### Exercise aim:
Your job here is to restate every record exactly, pictures excluded.

[Component data from apps and pages]
----

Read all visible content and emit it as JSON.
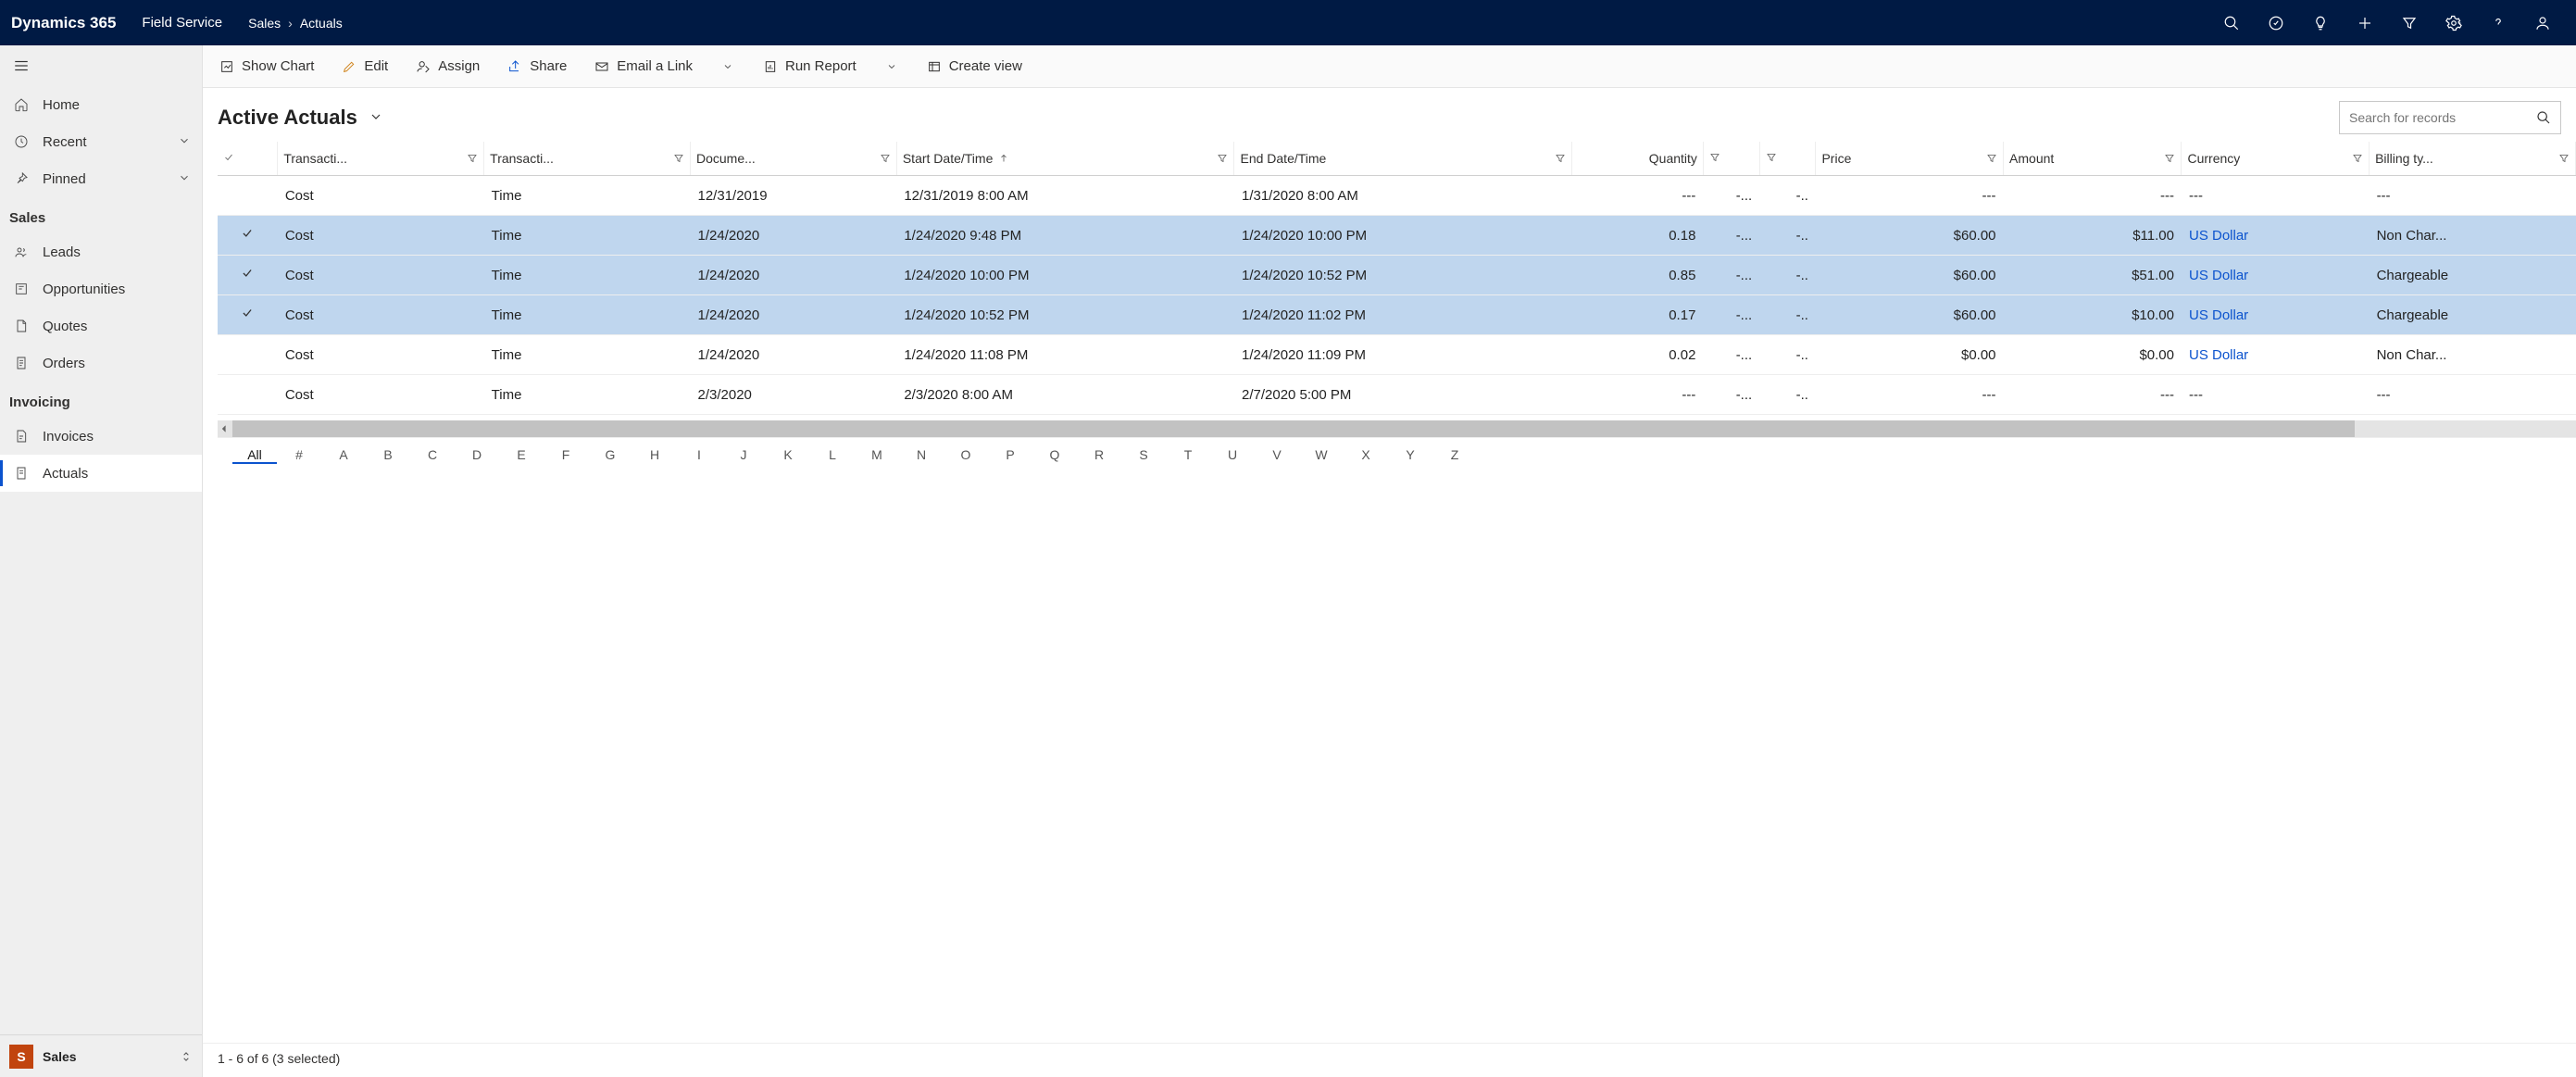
{
  "topbar": {
    "brand": "Dynamics 365",
    "module": "Field Service",
    "breadcrumbs": [
      "Sales",
      "Actuals"
    ]
  },
  "sidebar": {
    "items": [
      {
        "label": "Home",
        "icon": "home-icon"
      },
      {
        "label": "Recent",
        "icon": "clock-icon",
        "chevron": true
      },
      {
        "label": "Pinned",
        "icon": "pin-icon",
        "chevron": true
      }
    ],
    "sections": [
      {
        "title": "Sales",
        "items": [
          {
            "label": "Leads",
            "icon": "leads-icon"
          },
          {
            "label": "Opportunities",
            "icon": "opportunities-icon"
          },
          {
            "label": "Quotes",
            "icon": "quotes-icon"
          },
          {
            "label": "Orders",
            "icon": "orders-icon"
          }
        ]
      },
      {
        "title": "Invoicing",
        "items": [
          {
            "label": "Invoices",
            "icon": "invoices-icon"
          },
          {
            "label": "Actuals",
            "icon": "actuals-icon",
            "active": true
          }
        ]
      }
    ],
    "area": {
      "tile": "S",
      "label": "Sales"
    }
  },
  "commands": {
    "show_chart": "Show Chart",
    "edit": "Edit",
    "assign": "Assign",
    "share": "Share",
    "email_link": "Email a Link",
    "run_report": "Run Report",
    "create_view": "Create view"
  },
  "view_title": "Active Actuals",
  "search": {
    "placeholder": "Search for records"
  },
  "grid": {
    "columns": [
      "Transacti...",
      "Transacti...",
      "Docume...",
      "Start Date/Time",
      "End Date/Time",
      "Quantity",
      "Price",
      "Amount",
      "Currency",
      "Billing ty..."
    ],
    "rows": [
      {
        "selected": false,
        "c0": "Cost",
        "c1": "Time",
        "c2": "12/31/2019",
        "c3": "12/31/2019 8:00 AM",
        "c4": "1/31/2020 8:00 AM",
        "qty": "---",
        "q2": "-...",
        "q3": "-..",
        "price": "---",
        "amount": "---",
        "currency": "---",
        "billing": "---"
      },
      {
        "selected": true,
        "c0": "Cost",
        "c1": "Time",
        "c2": "1/24/2020",
        "c3": "1/24/2020 9:48 PM",
        "c4": "1/24/2020 10:00 PM",
        "qty": "0.18",
        "q2": "-...",
        "q3": "-..",
        "price": "$60.00",
        "amount": "$11.00",
        "currency": "US Dollar",
        "billing": "Non Char..."
      },
      {
        "selected": true,
        "c0": "Cost",
        "c1": "Time",
        "c2": "1/24/2020",
        "c3": "1/24/2020 10:00 PM",
        "c4": "1/24/2020 10:52 PM",
        "qty": "0.85",
        "q2": "-...",
        "q3": "-..",
        "price": "$60.00",
        "amount": "$51.00",
        "currency": "US Dollar",
        "billing": "Chargeable"
      },
      {
        "selected": true,
        "c0": "Cost",
        "c1": "Time",
        "c2": "1/24/2020",
        "c3": "1/24/2020 10:52 PM",
        "c4": "1/24/2020 11:02 PM",
        "qty": "0.17",
        "q2": "-...",
        "q3": "-..",
        "price": "$60.00",
        "amount": "$10.00",
        "currency": "US Dollar",
        "billing": "Chargeable"
      },
      {
        "selected": false,
        "c0": "Cost",
        "c1": "Time",
        "c2": "1/24/2020",
        "c3": "1/24/2020 11:08 PM",
        "c4": "1/24/2020 11:09 PM",
        "qty": "0.02",
        "q2": "-...",
        "q3": "-..",
        "price": "$0.00",
        "amount": "$0.00",
        "currency": "US Dollar",
        "billing": "Non Char..."
      },
      {
        "selected": false,
        "c0": "Cost",
        "c1": "Time",
        "c2": "2/3/2020",
        "c3": "2/3/2020 8:00 AM",
        "c4": "2/7/2020 5:00 PM",
        "qty": "---",
        "q2": "-...",
        "q3": "-..",
        "price": "---",
        "amount": "---",
        "currency": "---",
        "billing": "---"
      }
    ]
  },
  "jumpbar": [
    "All",
    "#",
    "A",
    "B",
    "C",
    "D",
    "E",
    "F",
    "G",
    "H",
    "I",
    "J",
    "K",
    "L",
    "M",
    "N",
    "O",
    "P",
    "Q",
    "R",
    "S",
    "T",
    "U",
    "V",
    "W",
    "X",
    "Y",
    "Z"
  ],
  "status": "1 - 6 of 6 (3 selected)"
}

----

### Solution for this task:
Read all visible content and emit it as JSON.
{
  "topbar": {
    "brand": "Dynamics 365",
    "module": "Field Service",
    "breadcrumbs": [
      "Sales",
      "Actuals"
    ]
  },
  "sidebar": {
    "items": [
      {
        "label": "Home",
        "icon": "home-icon"
      },
      {
        "label": "Recent",
        "icon": "clock-icon",
        "chevron": true
      },
      {
        "label": "Pinned",
        "icon": "pin-icon",
        "chevron": true
      }
    ],
    "sections": [
      {
        "title": "Sales",
        "items": [
          {
            "label": "Leads",
            "icon": "leads-icon"
          },
          {
            "label": "Opportunities",
            "icon": "opportunities-icon"
          },
          {
            "label": "Quotes",
            "icon": "quotes-icon"
          },
          {
            "label": "Orders",
            "icon": "orders-icon"
          }
        ]
      },
      {
        "title": "Invoicing",
        "items": [
          {
            "label": "Invoices",
            "icon": "invoices-icon"
          },
          {
            "label": "Actuals",
            "icon": "actuals-icon",
            "active": true
          }
        ]
      }
    ],
    "area": {
      "tile": "S",
      "label": "Sales"
    }
  },
  "commands": {
    "show_chart": "Show Chart",
    "edit": "Edit",
    "assign": "Assign",
    "share": "Share",
    "email_link": "Email a Link",
    "run_report": "Run Report",
    "create_view": "Create view"
  },
  "view_title": "Active Actuals",
  "search": {
    "placeholder": "Search for records"
  },
  "grid": {
    "columns": [
      "Transacti...",
      "Transacti...",
      "Docume...",
      "Start Date/Time",
      "End Date/Time",
      "Quantity",
      "Price",
      "Amount",
      "Currency",
      "Billing ty..."
    ],
    "rows": [
      {
        "selected": false,
        "c0": "Cost",
        "c1": "Time",
        "c2": "12/31/2019",
        "c3": "12/31/2019 8:00 AM",
        "c4": "1/31/2020 8:00 AM",
        "qty": "---",
        "q2": "-...",
        "q3": "-..",
        "price": "---",
        "amount": "---",
        "currency": "---",
        "billing": "---"
      },
      {
        "selected": true,
        "c0": "Cost",
        "c1": "Time",
        "c2": "1/24/2020",
        "c3": "1/24/2020 9:48 PM",
        "c4": "1/24/2020 10:00 PM",
        "qty": "0.18",
        "q2": "-...",
        "q3": "-..",
        "price": "$60.00",
        "amount": "$11.00",
        "currency": "US Dollar",
        "billing": "Non Char..."
      },
      {
        "selected": true,
        "c0": "Cost",
        "c1": "Time",
        "c2": "1/24/2020",
        "c3": "1/24/2020 10:00 PM",
        "c4": "1/24/2020 10:52 PM",
        "qty": "0.85",
        "q2": "-...",
        "q3": "-..",
        "price": "$60.00",
        "amount": "$51.00",
        "currency": "US Dollar",
        "billing": "Chargeable"
      },
      {
        "selected": true,
        "c0": "Cost",
        "c1": "Time",
        "c2": "1/24/2020",
        "c3": "1/24/2020 10:52 PM",
        "c4": "1/24/2020 11:02 PM",
        "qty": "0.17",
        "q2": "-...",
        "q3": "-..",
        "price": "$60.00",
        "amount": "$10.00",
        "currency": "US Dollar",
        "billing": "Chargeable"
      },
      {
        "selected": false,
        "c0": "Cost",
        "c1": "Time",
        "c2": "1/24/2020",
        "c3": "1/24/2020 11:08 PM",
        "c4": "1/24/2020 11:09 PM",
        "qty": "0.02",
        "q2": "-...",
        "q3": "-..",
        "price": "$0.00",
        "amount": "$0.00",
        "currency": "US Dollar",
        "billing": "Non Char..."
      },
      {
        "selected": false,
        "c0": "Cost",
        "c1": "Time",
        "c2": "2/3/2020",
        "c3": "2/3/2020 8:00 AM",
        "c4": "2/7/2020 5:00 PM",
        "qty": "---",
        "q2": "-...",
        "q3": "-..",
        "price": "---",
        "amount": "---",
        "currency": "---",
        "billing": "---"
      }
    ]
  },
  "jumpbar": [
    "All",
    "#",
    "A",
    "B",
    "C",
    "D",
    "E",
    "F",
    "G",
    "H",
    "I",
    "J",
    "K",
    "L",
    "M",
    "N",
    "O",
    "P",
    "Q",
    "R",
    "S",
    "T",
    "U",
    "V",
    "W",
    "X",
    "Y",
    "Z"
  ],
  "status": "1 - 6 of 6 (3 selected)"
}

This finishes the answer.